Introduced by filmmaker Kathleen Dowdey / Panel discussion follows / Free admission
In 1965, the historic Selma, Alabama, march known as Bloody Sunday was a turning point in the Civil Rights Movement. John Lewis—now a U.S. congressman, then a student—co-led hundreds of peaceful marchers seeking voting rights for African Americans in the South. When they came face-to-face with a wall of state troopers, Lewis took a steadfast, nonviolent stand and encouraged his followers to do the same. Lewis (born 1940) is a respected elder statesman who continues to practice nonviolence in his determined fight for justice. This film is a riveting portrayal of Lewis’s personal journey of courage, searing disappointments, and hard-won triumphs. Over the decades—including on the House floor this past June—he has inspired others to “get in the way.”
About the Speaker

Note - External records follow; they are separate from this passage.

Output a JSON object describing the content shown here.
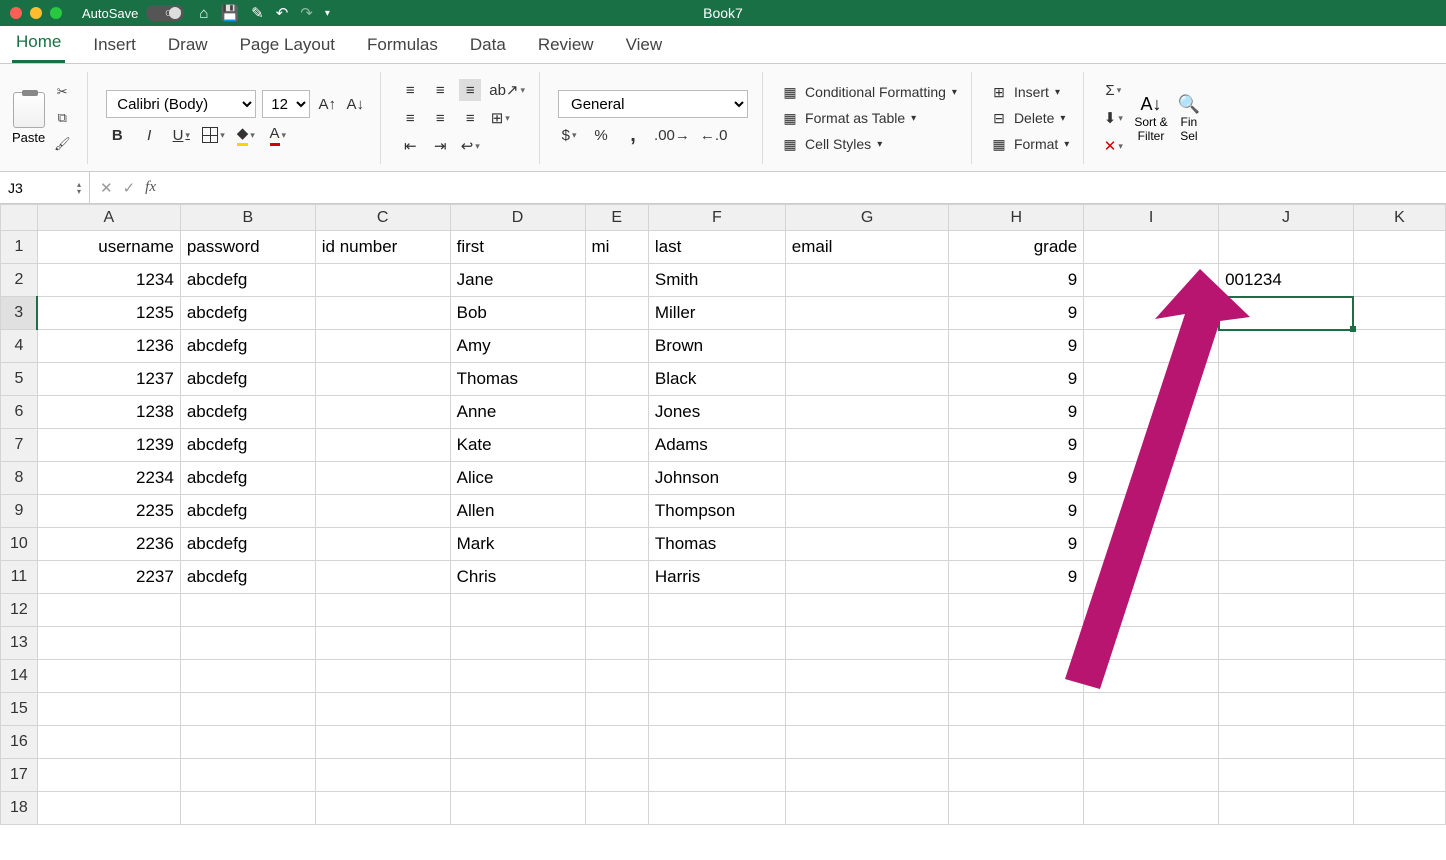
{
  "titlebar": {
    "autosave": "AutoSave",
    "off": "OFF",
    "title": "Book7"
  },
  "menu": {
    "tabs": [
      "Home",
      "Insert",
      "Draw",
      "Page Layout",
      "Formulas",
      "Data",
      "Review",
      "View"
    ],
    "active": 0
  },
  "ribbon": {
    "paste": "Paste",
    "font": "Calibri (Body)",
    "size": "12",
    "bold": "B",
    "italic": "I",
    "underline": "U",
    "numfmt": "General",
    "dollar": "$",
    "percent": "%",
    "comma": ",",
    "cond": "Conditional Formatting",
    "fmttable": "Format as Table",
    "cellstyles": "Cell Styles",
    "insert": "Insert",
    "delete": "Delete",
    "format": "Format",
    "sortfilter": "Sort &\nFilter",
    "findsel": "Fin\nSel"
  },
  "namebox": "J3",
  "formula": "",
  "columns": [
    "A",
    "B",
    "C",
    "D",
    "E",
    "F",
    "G",
    "H",
    "I",
    "J",
    "K"
  ],
  "headers": {
    "A": "username",
    "B": "password",
    "C": "id number",
    "D": "first",
    "E": "mi",
    "F": "last",
    "G": "email",
    "H": "grade"
  },
  "rows": [
    {
      "A": "1234",
      "B": "abcdefg",
      "D": "Jane",
      "F": "Smith",
      "H": "9",
      "J": "001234"
    },
    {
      "A": "1235",
      "B": "abcdefg",
      "D": "Bob",
      "F": "Miller",
      "H": "9"
    },
    {
      "A": "1236",
      "B": "abcdefg",
      "D": "Amy",
      "F": "Brown",
      "H": "9"
    },
    {
      "A": "1237",
      "B": "abcdefg",
      "D": "Thomas",
      "F": "Black",
      "H": "9"
    },
    {
      "A": "1238",
      "B": "abcdefg",
      "D": "Anne",
      "F": "Jones",
      "H": "9"
    },
    {
      "A": "1239",
      "B": "abcdefg",
      "D": "Kate",
      "F": "Adams",
      "H": "9"
    },
    {
      "A": "2234",
      "B": "abcdefg",
      "D": "Alice",
      "F": "Johnson",
      "H": "9"
    },
    {
      "A": "2235",
      "B": "abcdefg",
      "D": "Allen",
      "F": "Thompson",
      "H": "9"
    },
    {
      "A": "2236",
      "B": "abcdefg",
      "D": "Mark",
      "F": "Thomas",
      "H": "9"
    },
    {
      "A": "2237",
      "B": "abcdefg",
      "D": "Chris",
      "F": "Harris",
      "H": "9"
    }
  ],
  "totalRows": 18,
  "activeCell": "J3",
  "selectedRow": 3
}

Kathleen Dowdey’s unique portrayal of documentary subjects is a refreshing fusion of personalized voice, layered observations and revelatory moments. She is a storyteller and award-winning filmmakter attracted to people deeply immersed in their cultures, driven by their history, thrust into change and struggling to adapt. Her exceptional artistry in Get in the Way has its roots in her early work, including A Celtic Trilogy, a documentary exploration of the renaissance of identity in the Celtic nations, Blue Heaven a narrative feature that exposes the hidden traumas of domestic violence and Dawn’s Early Light, a portrait of newspaper editor Ralph McGill, a segregationist-turned-advocate of tolerance in a deeply polarized South. As a television writer, director, and producer, Dowdey’s work is broadcast on networks including CBS/Paramount, NBC, PBS, the History Channel, Discovery, Turner Broadcasting, and others. She is a member of the Directors Guild of America, the Academy of Television Arts and Sciences, and the International Documentary Association.